REQUIRED ACTION
Pull every line that includes the word "Lista" from the data.

EXERCISE MATERIALS
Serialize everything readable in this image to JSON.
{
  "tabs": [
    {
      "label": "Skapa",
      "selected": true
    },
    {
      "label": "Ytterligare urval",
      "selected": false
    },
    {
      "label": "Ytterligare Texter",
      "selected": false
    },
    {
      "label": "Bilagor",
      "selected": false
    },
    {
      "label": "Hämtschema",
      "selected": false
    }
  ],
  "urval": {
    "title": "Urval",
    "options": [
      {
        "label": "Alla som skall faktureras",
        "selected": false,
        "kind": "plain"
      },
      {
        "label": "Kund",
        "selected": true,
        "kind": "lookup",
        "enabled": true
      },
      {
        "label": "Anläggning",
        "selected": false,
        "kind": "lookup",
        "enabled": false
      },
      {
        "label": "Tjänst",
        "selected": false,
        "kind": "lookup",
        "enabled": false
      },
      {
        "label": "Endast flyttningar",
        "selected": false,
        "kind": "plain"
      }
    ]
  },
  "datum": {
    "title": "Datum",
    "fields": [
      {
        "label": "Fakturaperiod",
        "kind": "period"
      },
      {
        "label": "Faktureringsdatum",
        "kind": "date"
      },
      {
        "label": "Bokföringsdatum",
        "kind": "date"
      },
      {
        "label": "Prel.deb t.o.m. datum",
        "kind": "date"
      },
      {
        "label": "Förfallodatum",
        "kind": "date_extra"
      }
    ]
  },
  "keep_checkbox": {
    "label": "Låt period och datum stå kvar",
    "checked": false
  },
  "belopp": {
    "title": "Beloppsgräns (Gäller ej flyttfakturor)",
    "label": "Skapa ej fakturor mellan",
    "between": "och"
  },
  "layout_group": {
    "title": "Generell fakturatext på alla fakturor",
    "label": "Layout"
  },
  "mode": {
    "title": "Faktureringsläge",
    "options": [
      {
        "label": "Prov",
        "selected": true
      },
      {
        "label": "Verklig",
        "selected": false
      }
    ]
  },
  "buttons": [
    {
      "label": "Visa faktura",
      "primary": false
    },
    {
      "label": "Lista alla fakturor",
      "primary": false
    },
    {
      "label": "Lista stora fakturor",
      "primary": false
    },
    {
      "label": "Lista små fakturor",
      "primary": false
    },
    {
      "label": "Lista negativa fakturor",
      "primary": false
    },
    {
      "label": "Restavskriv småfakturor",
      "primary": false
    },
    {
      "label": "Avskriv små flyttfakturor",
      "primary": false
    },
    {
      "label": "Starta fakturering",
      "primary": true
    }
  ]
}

FINAL ANSWER
      "label": "Lista alla fakturor",
      "label": "Lista stora fakturor",
      "label": "Lista små fakturor",
      "label": "Lista negativa fakturor",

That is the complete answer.